Place：Room 446, ICT. CAS
Speaker: Prof. Kathryn McKinley
Power and energy constraints are now the driving force in all device markets from the cloud to desktop to mobile. To deliver energy efficiency however requires both hardware and software innovations, and in particular, vastly more capable system software (compiler, runtime, OS) together with new programming models. This requirement comes in part from the challenge of optimizing power and performance together, which is substantially more difficult than managing performance alone. This talk presents quantitative power, performance, and energy measurements on a range of workloads and devices, from server class machines to mobile. We show how a managed runtime can exploit differentiated workload characteristics to significantly improve energy efficiency. Our results suggest that software must play a larger role in order to achieve energy efficiency in future systems.
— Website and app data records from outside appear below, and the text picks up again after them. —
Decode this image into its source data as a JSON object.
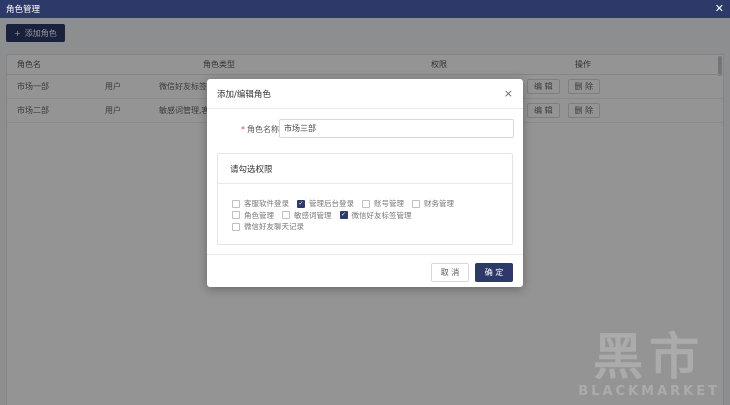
{
  "window": {
    "title": "角色管理",
    "close_glyph": "✕"
  },
  "toolbar": {
    "add_icon": "+",
    "add_label": "添加角色"
  },
  "table": {
    "headers": [
      "角色名",
      "角色类型",
      "权限",
      "操作"
    ],
    "rows": [
      {
        "name": "市场一部",
        "type": "用户",
        "perm": "微信好友标签管",
        "edit": "编 辑",
        "delete": "删 除"
      },
      {
        "name": "市场二部",
        "type": "用户",
        "perm": "敏感词管理,客户",
        "edit": "编 辑",
        "delete": "删 除"
      }
    ]
  },
  "modal": {
    "title": "添加/编辑角色",
    "close_glyph": "×",
    "name_label": "角色名称:",
    "name_value": "市场三部",
    "perm_title": "请勾选权限",
    "permissions": [
      {
        "label": "客服软件登录",
        "checked": false
      },
      {
        "label": "管理后台登录",
        "checked": true
      },
      {
        "label": "账号管理",
        "checked": false
      },
      {
        "label": "财务管理",
        "checked": false
      },
      {
        "label": "角色管理",
        "checked": false
      },
      {
        "label": "敏感词管理",
        "checked": false
      },
      {
        "label": "微信好友标签管理",
        "checked": true
      },
      {
        "label": "微信好友聊天记录",
        "checked": false
      }
    ],
    "cancel_label": "取 消",
    "ok_label": "确 定"
  },
  "watermark": {
    "big": "黑市",
    "small": "BLACKMARKET"
  },
  "colors": {
    "primary": "#2d3968",
    "required": "#e04a3f"
  }
}
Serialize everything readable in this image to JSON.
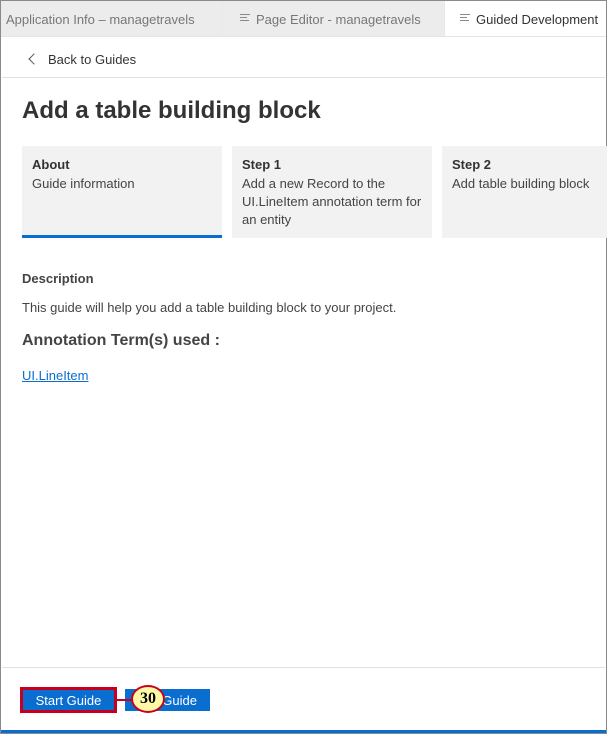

Kathryn McKinley is a Principle Researcher at Microsoft Research and an Endowed Professor of Computer Science at The University of Texas at Austin. She received her Ph.D. from Rice University. Her research interests span architecture, compilers, memory management, runtime systems, reliability, security, and software engineering. She and her collaborators have produced widely used tools: the DaCapo Java Benchmarks, TRIPS Compiler, Hoard memory manager, MMTk garbage collector toolkit, and Immix garbage collector. Her service includes program chair for ASPLOS '04, PACT '05, PLDI '07, ISMM'12, and CGO'13;Editor-in-Chief of ACM Transactions on Programming Language Systems(TOPLAS) (2007-2010); CRA-W co-chair (2011-present), and CRA Board member (2012-present). Her awards include an NSF Career Award, IBM Faculty Fellows, an ASPLOS Best Paper Award, CACM Highlights, IEEE Top Picks, and the SIGPLAN 2011 Distinguished Service Award. She has graduated 14 PhD students. She is an IEEE Fellow and an ACM Fellow.